* _Listed records_:

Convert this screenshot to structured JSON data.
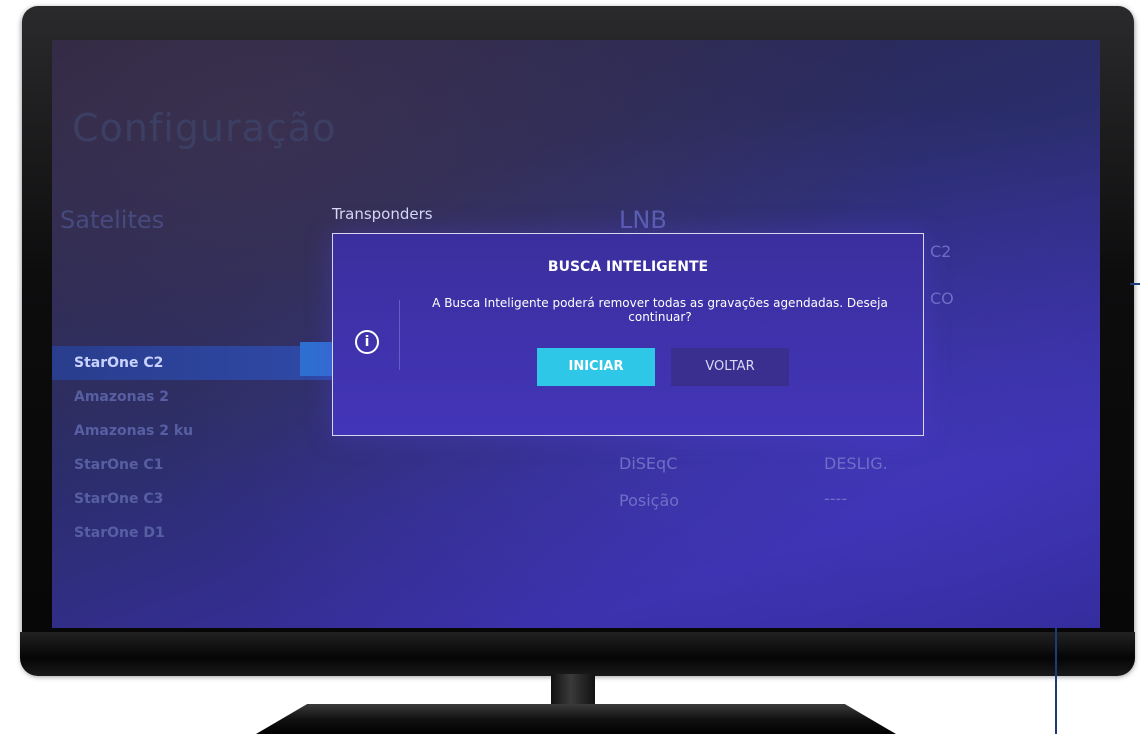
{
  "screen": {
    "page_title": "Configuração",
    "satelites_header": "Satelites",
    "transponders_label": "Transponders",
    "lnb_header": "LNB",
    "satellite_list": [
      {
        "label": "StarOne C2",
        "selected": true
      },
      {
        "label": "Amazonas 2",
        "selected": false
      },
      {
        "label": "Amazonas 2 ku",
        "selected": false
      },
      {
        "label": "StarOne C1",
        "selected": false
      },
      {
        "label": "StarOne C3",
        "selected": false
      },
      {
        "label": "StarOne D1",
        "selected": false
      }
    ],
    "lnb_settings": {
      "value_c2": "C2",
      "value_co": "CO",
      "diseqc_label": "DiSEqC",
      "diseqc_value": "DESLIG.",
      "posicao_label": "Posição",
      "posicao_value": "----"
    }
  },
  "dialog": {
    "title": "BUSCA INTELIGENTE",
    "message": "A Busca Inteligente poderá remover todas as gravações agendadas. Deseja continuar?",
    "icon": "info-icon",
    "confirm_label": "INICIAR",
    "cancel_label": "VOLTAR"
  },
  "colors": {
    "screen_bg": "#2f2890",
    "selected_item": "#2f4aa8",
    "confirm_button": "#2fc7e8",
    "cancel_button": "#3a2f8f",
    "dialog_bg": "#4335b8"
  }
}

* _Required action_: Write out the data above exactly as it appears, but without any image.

* _Exercise response_:
Convert this screenshot to structured JSON data.
{
  "screen": {
    "page_title": "Configuração",
    "satelites_header": "Satelites",
    "transponders_label": "Transponders",
    "lnb_header": "LNB",
    "satellite_list": [
      {
        "label": "StarOne C2",
        "selected": true
      },
      {
        "label": "Amazonas 2",
        "selected": false
      },
      {
        "label": "Amazonas 2 ku",
        "selected": false
      },
      {
        "label": "StarOne C1",
        "selected": false
      },
      {
        "label": "StarOne C3",
        "selected": false
      },
      {
        "label": "StarOne D1",
        "selected": false
      }
    ],
    "lnb_settings": {
      "value_c2": "C2",
      "value_co": "CO",
      "diseqc_label": "DiSEqC",
      "diseqc_value": "DESLIG.",
      "posicao_label": "Posição",
      "posicao_value": "----"
    }
  },
  "dialog": {
    "title": "BUSCA INTELIGENTE",
    "message": "A Busca Inteligente poderá remover todas as gravações agendadas. Deseja continuar?",
    "icon": "info-icon",
    "confirm_label": "INICIAR",
    "cancel_label": "VOLTAR"
  },
  "colors": {
    "screen_bg": "#2f2890",
    "selected_item": "#2f4aa8",
    "confirm_button": "#2fc7e8",
    "cancel_button": "#3a2f8f",
    "dialog_bg": "#4335b8"
  }
}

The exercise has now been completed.